Run time: 125 mins
The 19th-century Australian outlaw Ned Kelly is given a punk-rock update in Justin Kurzel’s bruising historical drama.
Based on Peter Carey’s 2001 novel, The film is carved into three sections, titled “Boy”, “Man” and “Monitor”, each of which takes in a key period of Kelly’s brief but seismic existence. In the first, young Ned watches his mother Ellen (Essie Davis) ply a swaggering British sergeant (Charlie Hunnam) with sexual favours, possibly from necessity. Then at 14, foul-mouthed highwayman Harry Power (Russell Crowe) takes on the boy as an apprentice, which all but locks in his fate. Many have played Kelly in the past (including Mick Jagger & Heath Ledger) but George MacKay confidently stands above them all with a blistering, Mad Max-like performance as adult Kelly. Intense and vulnerable in both but perhaps even topping his leading role in 1917. Both so different.

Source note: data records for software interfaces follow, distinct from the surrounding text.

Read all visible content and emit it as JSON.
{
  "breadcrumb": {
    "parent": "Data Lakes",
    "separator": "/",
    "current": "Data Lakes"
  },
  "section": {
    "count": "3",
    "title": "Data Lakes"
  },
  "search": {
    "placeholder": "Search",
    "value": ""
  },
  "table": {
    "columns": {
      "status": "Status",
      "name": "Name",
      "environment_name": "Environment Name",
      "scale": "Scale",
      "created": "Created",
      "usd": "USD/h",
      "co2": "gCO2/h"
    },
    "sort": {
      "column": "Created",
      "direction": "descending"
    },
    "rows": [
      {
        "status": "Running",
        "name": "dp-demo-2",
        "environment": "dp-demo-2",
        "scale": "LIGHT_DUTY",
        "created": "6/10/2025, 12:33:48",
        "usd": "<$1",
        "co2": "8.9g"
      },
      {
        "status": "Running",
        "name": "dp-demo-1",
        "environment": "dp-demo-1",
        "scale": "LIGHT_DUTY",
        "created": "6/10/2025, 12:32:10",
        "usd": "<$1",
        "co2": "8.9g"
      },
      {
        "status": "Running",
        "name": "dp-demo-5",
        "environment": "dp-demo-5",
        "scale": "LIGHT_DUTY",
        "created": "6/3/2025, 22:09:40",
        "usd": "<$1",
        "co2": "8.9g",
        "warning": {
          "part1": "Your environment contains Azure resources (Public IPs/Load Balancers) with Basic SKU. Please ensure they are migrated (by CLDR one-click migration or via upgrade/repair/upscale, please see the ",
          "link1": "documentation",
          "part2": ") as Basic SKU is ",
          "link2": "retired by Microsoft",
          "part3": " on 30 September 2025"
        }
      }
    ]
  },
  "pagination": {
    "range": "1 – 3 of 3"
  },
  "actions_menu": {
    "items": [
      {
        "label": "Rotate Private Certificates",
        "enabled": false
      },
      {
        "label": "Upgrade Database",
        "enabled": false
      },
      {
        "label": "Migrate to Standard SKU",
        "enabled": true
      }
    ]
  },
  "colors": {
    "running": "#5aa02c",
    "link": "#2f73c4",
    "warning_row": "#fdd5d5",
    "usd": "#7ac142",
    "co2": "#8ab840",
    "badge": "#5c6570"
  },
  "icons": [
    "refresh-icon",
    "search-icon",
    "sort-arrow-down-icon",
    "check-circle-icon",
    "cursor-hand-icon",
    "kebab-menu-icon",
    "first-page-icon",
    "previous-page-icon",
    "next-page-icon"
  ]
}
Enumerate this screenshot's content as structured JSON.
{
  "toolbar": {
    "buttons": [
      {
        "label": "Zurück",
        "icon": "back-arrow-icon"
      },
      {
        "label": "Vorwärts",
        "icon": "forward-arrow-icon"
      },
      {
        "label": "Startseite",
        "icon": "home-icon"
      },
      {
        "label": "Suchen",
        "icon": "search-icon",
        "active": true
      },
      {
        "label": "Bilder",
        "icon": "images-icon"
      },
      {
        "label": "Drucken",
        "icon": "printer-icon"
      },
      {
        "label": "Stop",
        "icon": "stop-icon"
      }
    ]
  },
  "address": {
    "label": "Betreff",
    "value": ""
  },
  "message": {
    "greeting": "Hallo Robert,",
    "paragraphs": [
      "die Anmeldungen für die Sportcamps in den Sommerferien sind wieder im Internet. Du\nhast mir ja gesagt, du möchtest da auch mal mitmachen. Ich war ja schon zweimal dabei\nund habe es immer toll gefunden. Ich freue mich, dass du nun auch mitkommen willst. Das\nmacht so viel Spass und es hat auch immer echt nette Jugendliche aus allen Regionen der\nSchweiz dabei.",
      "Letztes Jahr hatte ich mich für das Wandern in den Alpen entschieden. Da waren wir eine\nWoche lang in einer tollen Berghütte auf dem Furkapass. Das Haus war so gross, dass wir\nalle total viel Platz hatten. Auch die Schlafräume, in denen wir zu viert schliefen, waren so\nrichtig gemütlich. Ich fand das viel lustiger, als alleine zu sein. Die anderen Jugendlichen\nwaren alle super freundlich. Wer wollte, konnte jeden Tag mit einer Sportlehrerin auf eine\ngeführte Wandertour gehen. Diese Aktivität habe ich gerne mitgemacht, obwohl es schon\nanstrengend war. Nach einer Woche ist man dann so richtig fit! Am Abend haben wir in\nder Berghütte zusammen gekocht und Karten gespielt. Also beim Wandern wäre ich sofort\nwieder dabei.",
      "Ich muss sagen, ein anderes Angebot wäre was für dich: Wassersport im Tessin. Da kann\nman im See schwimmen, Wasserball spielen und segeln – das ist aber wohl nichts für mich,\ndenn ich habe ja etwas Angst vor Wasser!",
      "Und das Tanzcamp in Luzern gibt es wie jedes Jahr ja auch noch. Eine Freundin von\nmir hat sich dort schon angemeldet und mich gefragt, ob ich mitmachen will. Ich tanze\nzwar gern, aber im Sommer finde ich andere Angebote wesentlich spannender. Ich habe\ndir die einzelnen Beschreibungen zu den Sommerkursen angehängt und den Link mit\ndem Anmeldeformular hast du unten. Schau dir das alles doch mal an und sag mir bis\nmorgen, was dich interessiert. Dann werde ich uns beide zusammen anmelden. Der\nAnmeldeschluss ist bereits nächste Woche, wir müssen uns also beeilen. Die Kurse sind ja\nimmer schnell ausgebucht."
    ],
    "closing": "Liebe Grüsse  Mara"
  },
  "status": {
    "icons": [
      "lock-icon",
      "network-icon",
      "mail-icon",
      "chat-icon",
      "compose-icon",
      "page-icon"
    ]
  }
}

Kurzel displayed both beauty and intensity with his take on Macbeth earlier, and this, his latest gets under your nails; images linger for weeks in the memory and, for however much the film deals with myth and history, it feels incredibly immediate. (research Jack Whiting) Another end to end Aussie cracker not to be missed.